As we go through this advocacy, we learn many life stories. Stories of failures, and stories of success. We learn that life is a choice. It really depends on what you want your life to be. I remember the message of Robert Kiyosaki in one of his books â€“ that life is like a movie and you are the producer and the director. It has an ending and it is your call how you want the ending to be. Will it be a sad ending or will it be a good and happy ending? The choice is in your hands. In having a success-oriented entrepreneurial mindset, we take control of our destiny, and remove the culture of entitlement. We find ways to do what we have to do. My grandfather always used to say that we should learn to â€œpaddle our own canoeâ€. Yes, there are challenges, but we will overcome.
As we celebrate the spirit of freedom in the country, we have also been inspired by the incredible stories of our agri-entrepreneurs who fought their own freedom from poverty. These entrepreneurs are featured in our latest book â€œGo Negosyo: 50 Inspiring Stories of Agri-Entrepreneursâ€.
Davao del Norteâ€™s Cagangohan Womenâ€™s Association (CWA) is a testament that women are never restricted to stay at home and just wait for their husbands to come home after work. The 20 housewives who formed the CWA found ways to move up in life and be more productive. They are now busy processing and selling bottled milkfish or bangus harvested from two assigned cages in the sprawling Panabo City Mariculture Park, a 618-hectare marine farm. Wherever Bureau of Fisheries and Aquatic Resources (BFAR) would have training sessions, CWA members were always there to actively participate and learn. Notably, CWA is one of the pilot beneficiaries of the Sagip Saka program of Senator Francis Pangilinan.

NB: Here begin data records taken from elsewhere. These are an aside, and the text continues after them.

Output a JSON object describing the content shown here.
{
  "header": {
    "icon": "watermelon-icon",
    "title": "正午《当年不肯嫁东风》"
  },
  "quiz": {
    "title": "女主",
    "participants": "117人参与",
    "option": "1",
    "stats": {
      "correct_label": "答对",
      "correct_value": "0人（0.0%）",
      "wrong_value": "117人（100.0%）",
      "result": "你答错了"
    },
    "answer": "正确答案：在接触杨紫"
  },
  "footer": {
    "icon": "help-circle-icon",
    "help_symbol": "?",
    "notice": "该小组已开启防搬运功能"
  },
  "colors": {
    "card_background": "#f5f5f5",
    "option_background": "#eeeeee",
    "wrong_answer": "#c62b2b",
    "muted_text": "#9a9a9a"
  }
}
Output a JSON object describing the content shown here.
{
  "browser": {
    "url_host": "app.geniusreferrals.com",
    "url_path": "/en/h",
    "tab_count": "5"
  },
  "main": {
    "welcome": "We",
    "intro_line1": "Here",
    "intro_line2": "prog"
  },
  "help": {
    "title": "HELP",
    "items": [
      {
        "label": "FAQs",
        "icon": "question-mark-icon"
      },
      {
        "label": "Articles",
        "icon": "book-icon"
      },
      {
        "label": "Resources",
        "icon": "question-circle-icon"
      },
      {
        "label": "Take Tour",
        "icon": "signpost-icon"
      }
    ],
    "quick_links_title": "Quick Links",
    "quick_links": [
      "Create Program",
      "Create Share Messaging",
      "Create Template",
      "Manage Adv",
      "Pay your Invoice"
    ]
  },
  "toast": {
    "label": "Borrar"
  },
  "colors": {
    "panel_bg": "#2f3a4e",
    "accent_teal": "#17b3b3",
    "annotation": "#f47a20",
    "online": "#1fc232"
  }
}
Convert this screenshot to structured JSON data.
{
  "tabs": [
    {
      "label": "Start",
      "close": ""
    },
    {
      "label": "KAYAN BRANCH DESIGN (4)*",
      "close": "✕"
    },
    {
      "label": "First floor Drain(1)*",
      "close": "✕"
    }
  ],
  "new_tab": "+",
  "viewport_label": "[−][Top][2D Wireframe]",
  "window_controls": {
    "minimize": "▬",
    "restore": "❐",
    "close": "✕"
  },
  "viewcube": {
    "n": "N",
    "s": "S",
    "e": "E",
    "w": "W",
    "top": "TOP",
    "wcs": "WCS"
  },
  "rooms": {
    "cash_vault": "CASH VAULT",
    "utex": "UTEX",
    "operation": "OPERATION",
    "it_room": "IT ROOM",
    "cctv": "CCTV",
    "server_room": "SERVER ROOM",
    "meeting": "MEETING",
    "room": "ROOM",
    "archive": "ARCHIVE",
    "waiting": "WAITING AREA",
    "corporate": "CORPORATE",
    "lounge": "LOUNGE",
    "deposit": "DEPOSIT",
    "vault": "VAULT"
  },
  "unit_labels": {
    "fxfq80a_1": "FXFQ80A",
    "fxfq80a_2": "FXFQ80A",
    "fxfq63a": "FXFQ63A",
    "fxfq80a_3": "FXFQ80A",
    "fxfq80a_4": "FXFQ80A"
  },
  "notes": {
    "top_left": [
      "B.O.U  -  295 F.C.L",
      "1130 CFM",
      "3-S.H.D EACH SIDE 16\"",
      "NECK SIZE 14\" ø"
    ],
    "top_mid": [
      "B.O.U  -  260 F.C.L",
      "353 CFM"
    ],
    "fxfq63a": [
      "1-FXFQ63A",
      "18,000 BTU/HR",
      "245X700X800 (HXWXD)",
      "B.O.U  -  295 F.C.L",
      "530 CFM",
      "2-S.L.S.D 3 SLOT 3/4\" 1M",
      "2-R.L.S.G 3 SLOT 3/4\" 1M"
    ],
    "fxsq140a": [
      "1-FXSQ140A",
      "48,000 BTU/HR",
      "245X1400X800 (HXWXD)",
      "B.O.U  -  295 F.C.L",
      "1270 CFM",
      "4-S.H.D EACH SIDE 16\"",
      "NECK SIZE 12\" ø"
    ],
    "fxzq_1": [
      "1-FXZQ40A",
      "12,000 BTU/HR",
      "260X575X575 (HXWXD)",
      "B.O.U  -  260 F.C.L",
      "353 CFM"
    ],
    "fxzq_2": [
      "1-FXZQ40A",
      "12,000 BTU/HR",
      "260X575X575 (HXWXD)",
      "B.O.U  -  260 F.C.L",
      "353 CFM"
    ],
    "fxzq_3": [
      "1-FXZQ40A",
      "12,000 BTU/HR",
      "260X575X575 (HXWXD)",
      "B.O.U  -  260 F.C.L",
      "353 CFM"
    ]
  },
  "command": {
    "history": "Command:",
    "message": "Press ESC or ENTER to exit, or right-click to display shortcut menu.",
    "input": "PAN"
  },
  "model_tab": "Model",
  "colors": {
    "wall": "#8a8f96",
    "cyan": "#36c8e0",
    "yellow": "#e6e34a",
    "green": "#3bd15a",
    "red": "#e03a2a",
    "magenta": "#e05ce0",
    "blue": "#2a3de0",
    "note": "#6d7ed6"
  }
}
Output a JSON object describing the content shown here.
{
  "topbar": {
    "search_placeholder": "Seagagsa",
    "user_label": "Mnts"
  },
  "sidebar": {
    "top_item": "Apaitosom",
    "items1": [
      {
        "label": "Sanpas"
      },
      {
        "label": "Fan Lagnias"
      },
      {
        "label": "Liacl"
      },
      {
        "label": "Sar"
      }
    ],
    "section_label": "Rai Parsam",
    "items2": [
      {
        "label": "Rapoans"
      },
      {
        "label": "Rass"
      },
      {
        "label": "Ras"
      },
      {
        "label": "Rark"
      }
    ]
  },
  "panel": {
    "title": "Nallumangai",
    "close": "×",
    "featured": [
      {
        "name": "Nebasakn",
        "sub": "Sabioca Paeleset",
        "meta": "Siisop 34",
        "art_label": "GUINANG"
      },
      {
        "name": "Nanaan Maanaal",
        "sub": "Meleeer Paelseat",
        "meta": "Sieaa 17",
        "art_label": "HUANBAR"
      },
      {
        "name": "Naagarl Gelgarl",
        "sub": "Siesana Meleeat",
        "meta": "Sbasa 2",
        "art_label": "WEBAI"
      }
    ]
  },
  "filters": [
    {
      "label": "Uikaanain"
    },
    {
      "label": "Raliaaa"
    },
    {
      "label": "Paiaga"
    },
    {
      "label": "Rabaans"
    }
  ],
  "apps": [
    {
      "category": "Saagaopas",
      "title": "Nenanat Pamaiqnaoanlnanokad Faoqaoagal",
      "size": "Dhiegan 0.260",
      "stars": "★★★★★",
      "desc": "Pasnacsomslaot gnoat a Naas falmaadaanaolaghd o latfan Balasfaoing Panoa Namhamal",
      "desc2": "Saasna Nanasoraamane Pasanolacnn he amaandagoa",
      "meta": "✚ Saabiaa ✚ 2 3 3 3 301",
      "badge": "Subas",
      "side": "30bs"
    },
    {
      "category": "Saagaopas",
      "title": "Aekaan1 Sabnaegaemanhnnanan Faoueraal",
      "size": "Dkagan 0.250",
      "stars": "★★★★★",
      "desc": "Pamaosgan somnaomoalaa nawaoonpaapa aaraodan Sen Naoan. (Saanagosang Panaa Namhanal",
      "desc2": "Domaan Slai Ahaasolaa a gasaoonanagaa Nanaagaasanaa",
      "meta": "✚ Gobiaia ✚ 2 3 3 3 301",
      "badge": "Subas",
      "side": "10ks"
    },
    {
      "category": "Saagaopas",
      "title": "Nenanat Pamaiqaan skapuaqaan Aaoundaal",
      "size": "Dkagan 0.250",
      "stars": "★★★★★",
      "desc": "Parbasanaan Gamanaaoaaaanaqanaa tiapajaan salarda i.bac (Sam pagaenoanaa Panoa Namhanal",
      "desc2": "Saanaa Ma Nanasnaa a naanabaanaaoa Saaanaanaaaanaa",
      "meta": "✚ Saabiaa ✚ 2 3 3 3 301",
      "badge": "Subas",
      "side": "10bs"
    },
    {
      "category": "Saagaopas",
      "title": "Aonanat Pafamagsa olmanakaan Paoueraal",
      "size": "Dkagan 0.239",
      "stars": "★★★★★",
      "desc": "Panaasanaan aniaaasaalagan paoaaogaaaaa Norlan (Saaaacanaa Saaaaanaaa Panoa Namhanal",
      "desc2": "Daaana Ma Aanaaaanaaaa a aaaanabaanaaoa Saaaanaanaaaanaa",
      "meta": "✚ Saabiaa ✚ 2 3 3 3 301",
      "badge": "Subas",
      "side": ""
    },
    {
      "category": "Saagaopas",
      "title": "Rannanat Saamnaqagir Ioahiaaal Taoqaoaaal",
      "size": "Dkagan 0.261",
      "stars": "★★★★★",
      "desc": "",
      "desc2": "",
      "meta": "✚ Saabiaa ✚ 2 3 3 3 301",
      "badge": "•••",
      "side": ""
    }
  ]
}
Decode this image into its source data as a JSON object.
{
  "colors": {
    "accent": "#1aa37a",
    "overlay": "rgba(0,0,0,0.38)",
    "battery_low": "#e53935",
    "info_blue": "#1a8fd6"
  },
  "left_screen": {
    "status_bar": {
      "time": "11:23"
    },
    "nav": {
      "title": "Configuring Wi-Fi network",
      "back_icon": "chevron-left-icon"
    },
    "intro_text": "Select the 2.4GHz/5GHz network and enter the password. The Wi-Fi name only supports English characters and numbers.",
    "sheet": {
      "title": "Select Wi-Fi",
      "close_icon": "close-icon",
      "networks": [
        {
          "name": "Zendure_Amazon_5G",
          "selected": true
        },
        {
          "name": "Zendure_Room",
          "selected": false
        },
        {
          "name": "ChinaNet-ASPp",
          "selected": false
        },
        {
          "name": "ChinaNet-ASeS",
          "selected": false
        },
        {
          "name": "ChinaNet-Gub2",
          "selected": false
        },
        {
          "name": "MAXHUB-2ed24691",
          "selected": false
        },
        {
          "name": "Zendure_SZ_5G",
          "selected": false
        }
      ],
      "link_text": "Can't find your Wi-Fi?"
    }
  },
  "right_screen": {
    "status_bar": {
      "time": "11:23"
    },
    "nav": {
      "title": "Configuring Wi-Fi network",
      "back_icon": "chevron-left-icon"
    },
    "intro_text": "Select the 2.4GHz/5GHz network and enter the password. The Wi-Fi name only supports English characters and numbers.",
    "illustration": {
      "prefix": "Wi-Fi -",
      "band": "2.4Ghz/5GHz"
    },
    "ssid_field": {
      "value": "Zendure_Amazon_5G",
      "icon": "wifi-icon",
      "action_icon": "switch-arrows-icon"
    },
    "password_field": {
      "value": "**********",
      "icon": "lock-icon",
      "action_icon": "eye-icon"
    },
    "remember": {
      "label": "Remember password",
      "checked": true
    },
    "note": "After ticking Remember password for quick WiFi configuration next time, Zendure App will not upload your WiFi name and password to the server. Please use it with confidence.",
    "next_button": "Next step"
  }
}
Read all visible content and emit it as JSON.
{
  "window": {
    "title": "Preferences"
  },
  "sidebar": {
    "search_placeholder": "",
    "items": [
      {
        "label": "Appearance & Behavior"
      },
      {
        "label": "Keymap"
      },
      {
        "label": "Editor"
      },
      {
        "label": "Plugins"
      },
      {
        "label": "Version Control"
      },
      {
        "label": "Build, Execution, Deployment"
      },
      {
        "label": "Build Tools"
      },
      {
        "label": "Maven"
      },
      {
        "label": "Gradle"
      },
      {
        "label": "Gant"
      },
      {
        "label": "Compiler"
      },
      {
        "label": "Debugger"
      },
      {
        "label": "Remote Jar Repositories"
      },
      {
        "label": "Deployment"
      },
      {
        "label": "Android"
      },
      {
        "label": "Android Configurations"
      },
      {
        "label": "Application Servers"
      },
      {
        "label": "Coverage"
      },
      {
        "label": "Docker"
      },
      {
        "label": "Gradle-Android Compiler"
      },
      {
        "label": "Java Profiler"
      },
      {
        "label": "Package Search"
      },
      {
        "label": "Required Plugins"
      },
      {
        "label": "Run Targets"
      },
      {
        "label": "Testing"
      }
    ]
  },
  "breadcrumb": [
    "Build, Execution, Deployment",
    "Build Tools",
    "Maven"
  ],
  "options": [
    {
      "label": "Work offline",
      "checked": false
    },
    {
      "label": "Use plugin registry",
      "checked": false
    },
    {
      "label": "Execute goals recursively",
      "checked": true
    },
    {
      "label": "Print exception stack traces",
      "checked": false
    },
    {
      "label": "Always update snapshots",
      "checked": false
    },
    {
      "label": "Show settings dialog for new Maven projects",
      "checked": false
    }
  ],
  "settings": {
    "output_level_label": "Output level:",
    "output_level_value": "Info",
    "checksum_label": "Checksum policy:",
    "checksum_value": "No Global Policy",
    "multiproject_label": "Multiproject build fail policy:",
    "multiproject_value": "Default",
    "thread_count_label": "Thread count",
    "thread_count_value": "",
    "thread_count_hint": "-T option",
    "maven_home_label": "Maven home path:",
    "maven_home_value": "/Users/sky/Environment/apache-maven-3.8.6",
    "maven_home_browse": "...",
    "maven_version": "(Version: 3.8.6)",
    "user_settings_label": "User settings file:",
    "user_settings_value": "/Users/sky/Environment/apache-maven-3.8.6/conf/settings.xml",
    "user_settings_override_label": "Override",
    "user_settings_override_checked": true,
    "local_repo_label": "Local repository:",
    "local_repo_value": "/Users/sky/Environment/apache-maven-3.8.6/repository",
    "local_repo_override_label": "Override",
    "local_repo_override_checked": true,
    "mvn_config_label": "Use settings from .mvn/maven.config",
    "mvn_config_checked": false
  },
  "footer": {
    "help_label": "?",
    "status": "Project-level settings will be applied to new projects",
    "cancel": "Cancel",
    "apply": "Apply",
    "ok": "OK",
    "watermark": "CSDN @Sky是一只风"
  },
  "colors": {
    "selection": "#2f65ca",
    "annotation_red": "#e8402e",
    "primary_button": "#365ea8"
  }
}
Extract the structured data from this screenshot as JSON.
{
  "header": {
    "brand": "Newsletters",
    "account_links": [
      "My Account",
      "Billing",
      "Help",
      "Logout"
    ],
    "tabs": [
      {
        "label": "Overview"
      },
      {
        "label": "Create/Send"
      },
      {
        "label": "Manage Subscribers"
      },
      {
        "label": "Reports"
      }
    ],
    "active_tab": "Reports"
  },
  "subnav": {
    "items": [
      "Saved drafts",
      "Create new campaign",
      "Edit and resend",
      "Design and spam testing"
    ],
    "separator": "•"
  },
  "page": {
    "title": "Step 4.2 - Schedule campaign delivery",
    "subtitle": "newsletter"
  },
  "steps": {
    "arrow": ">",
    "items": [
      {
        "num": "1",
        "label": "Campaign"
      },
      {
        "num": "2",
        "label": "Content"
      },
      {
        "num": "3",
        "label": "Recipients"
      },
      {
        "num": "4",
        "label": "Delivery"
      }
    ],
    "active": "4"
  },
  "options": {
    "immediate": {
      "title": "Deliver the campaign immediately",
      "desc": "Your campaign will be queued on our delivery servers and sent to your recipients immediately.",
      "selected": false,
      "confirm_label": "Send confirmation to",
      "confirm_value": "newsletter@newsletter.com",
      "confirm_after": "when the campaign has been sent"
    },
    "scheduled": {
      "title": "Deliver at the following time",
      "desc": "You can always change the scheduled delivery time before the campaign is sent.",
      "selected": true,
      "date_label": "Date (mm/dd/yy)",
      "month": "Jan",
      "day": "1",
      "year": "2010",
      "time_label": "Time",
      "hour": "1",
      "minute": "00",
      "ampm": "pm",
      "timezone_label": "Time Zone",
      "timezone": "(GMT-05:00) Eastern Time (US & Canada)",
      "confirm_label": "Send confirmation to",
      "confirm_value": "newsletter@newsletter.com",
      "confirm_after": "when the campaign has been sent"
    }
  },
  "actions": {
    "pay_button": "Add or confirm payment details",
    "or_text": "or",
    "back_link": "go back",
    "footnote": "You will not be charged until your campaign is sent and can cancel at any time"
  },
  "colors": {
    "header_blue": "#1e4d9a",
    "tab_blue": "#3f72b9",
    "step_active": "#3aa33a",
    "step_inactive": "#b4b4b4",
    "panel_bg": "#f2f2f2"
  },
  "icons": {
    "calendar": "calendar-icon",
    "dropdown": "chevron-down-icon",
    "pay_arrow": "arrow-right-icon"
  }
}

Camarines Surâ€™s Pecuaria Development Cooperative Inc. (PDCI) is committed to make a success of the venture after failing numerous times in its early years. Their luck finally turned in 1994 when PDCI members â€“ 426 agrarian reform beneficiaries in the Pecuaria estate distributed in 1992 – were introduced to organic farming. Concerned NGOs and LGUs provided trainings (shown in photo). But in the beginning, the PDCI members adopted organic rice production just to have enough rice on the table. They realized later that it is not enough as they needed to have a sustainable source of income to pay for their other needs like education for their children. They have grown and are even exporting rice. Now, PDCI is paying forward by opening their flourishing organic farms to customers, farmers and cooperatives that want to learn from their example.
Batangas pride Jose Mercado grew up helping his father tend a coffee farm. He and his father used to sell coffee in the 1970s. Since it is the only sector that he knows by heart, he naturally turned to it as his business and realized his dream to have a better life being the eldest of the eight siblings. He was not able to finish school but he took up courses in accounting and taxation for his business. With a capital of just P3,000, he started his coffee trading business and later, with his wife, put up Merlo Enterprise that produces kapeng Barako. Despite the difficulty of borrowing money during their first years of business, Jose persisted, focused on reaching his goals, as he kept his faith with the Lord. From one employee when he started, he has now 200 employees spread across his many operations.
There are many other inspiring stories, of achieving freedom from poverty. Stories of entrepreneurs who faced all adversities but came out winners through passion and determination, accompanied by continuous innovations. As they achieve freedom from poverty, it is also heartwarming to see that they also exercise the freedom to payback and help others in return.